CD31-positive microvessel density within adenomas of Lynch Syndrome patients is similar compared to adenomas of non-Lynch patients.
Vleugels JLA., van Neerven SM., van Leerdam ME., Wanders LK., de Wit M., Carvalho B., Delis-van Diemen PM., Kallenberg FGJ., Vermeulen L., Beliën JA., East JE., Meijer GA., Dekker E.

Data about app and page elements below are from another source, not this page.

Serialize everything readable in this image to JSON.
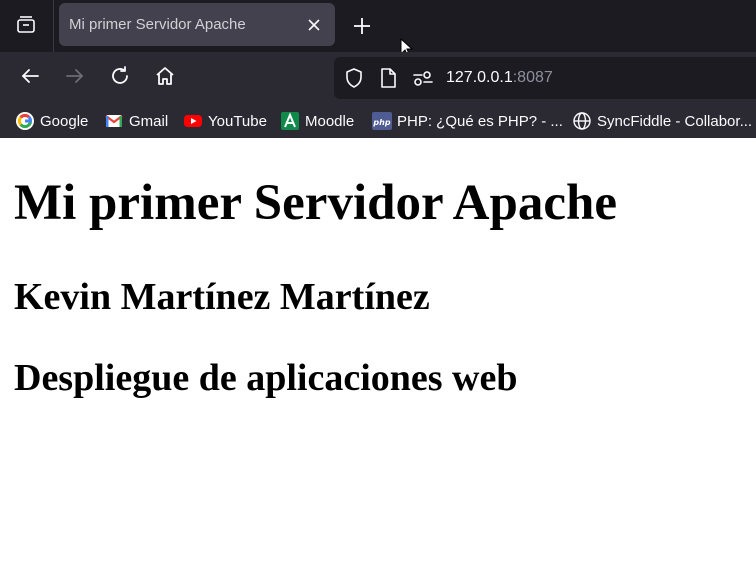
{
  "colors": {
    "tabstrip": "#1c1b22",
    "toolbar": "#2b2a33",
    "active_tab": "#42414d",
    "urlbar": "#1c1b22",
    "text_light": "#fbfbfe",
    "text_dim": "#8f8f9d"
  },
  "browser": {
    "tab_list_icon": "tab-list-icon",
    "tabs": [
      {
        "title": "Mi primer Servidor Apache",
        "active": true,
        "icon": "close-icon"
      }
    ],
    "new_tab_icon": "plus-icon",
    "nav": {
      "back_icon": "back-arrow-icon",
      "forward_icon": "forward-arrow-icon",
      "reload_icon": "reload-icon",
      "home_icon": "home-icon"
    },
    "urlbar": {
      "host": "127.0.0.1",
      "port": ":8087",
      "icons": [
        "shield-icon",
        "page-icon",
        "permissions-icon"
      ]
    },
    "bookmarks": [
      {
        "label": "Google",
        "icon": "google-icon"
      },
      {
        "label": "Gmail",
        "icon": "gmail-icon"
      },
      {
        "label": "YouTube",
        "icon": "youtube-icon"
      },
      {
        "label": "Moodle",
        "icon": "moodle-icon"
      },
      {
        "label": "PHP: ¿Qué es PHP? - ...",
        "icon": "php-icon"
      },
      {
        "label": "SyncFiddle - Collabor...",
        "icon": "globe-icon"
      }
    ]
  },
  "page": {
    "heading": "Mi primer Servidor Apache",
    "subheadings": [
      "Kevin Martínez Martínez",
      "Despliegue de aplicaciones web"
    ]
  }
}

Background and study aims Microsatellite instability accelerates colorectal cancer development in patients with Lynch syndrome (LS). Previous research showed that virtual chromoendoscopy increases detection of adenomas during colonoscopy surveillance of patients with LS. Because previous research revealed that Lynch patients have an increased vascular network in the oral mucosa, we hypothesized that increased vascularization of LS-associated adenomas is the cause of better detection with virtual chromoendoscopy. Patients and methods In this pilot study, patients with LS having a proven germline mutation were selected from two tertiary referral hospitals and non-LS patients from an outpatient colonoscopy center. Adenomas from patients with LS were exactly matched in size and histology with adenomas from non-LS patients. Initial adenoma diagnosis was confirmed by a specialist pathologist. All adenomas were stained with CD31 and adenomatous tissue was annotated by the specialist pathologist. Image analysis of CD31-positive microvessel density was conducted using FIJI software. Results Colonoscopy of 63 patients with LS and 24 non-LS patients provided 40 adenomas that could be exactly matched in size and histology. In image-analysis, the CD31-positive microvessel density (2.49 % vs. 2.47 %, P = 0.96), the average size of CD31-positive structures (514 μm 2 vs. 523 μm 2 , P = 0.26) nor the amount of vascular structures per mm 2 (183 vs. 176, P = 0.50) differed between adenomas of LS patients and non-Lynch patients. Conclusion The outcomes of this pilot case-control study did not provide further insights into the mechanism of increased adenoma detection in LS patients using virtual chromoendoscopy techniques.